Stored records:
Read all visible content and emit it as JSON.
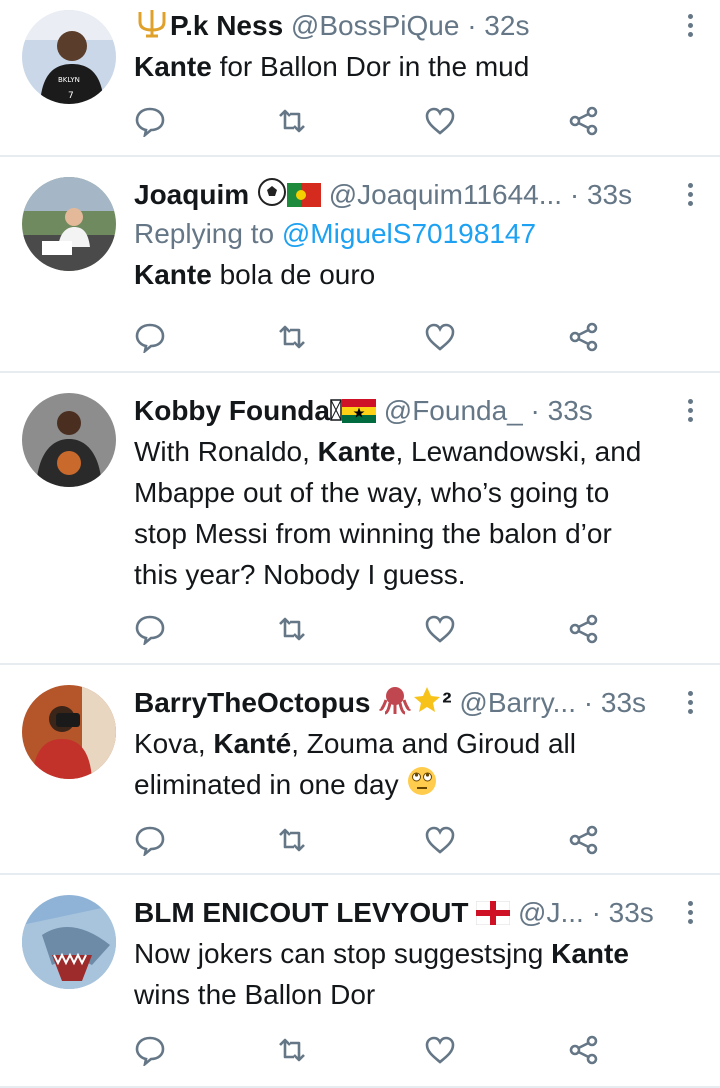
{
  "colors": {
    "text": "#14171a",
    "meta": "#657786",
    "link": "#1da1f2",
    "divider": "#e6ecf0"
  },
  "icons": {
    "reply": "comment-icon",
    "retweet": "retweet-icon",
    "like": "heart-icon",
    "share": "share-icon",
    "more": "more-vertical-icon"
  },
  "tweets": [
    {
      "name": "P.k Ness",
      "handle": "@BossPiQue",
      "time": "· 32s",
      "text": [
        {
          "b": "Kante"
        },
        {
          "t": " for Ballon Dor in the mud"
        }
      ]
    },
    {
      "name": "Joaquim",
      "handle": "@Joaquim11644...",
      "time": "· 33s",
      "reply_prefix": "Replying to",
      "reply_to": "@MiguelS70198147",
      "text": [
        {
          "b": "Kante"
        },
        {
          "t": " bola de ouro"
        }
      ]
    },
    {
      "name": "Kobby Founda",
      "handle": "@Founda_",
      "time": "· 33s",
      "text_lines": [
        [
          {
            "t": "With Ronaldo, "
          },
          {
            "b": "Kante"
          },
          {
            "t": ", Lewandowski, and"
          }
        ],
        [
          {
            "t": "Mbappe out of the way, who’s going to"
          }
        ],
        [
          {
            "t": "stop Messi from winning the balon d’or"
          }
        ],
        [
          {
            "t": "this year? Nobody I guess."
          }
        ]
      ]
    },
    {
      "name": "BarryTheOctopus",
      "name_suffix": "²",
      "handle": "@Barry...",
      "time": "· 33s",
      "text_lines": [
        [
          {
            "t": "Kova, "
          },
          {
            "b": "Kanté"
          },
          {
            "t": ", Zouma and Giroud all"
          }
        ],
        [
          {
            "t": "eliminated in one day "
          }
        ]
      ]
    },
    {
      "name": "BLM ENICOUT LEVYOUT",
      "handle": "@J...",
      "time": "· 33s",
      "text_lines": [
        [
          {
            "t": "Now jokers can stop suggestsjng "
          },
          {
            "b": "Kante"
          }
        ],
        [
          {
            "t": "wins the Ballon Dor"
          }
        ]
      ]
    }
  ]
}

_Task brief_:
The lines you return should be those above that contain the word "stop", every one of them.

_Answer area_:
            "t": "stop Messi from winning the balon d’or"
            "t": "Now jokers can stop suggestsjng "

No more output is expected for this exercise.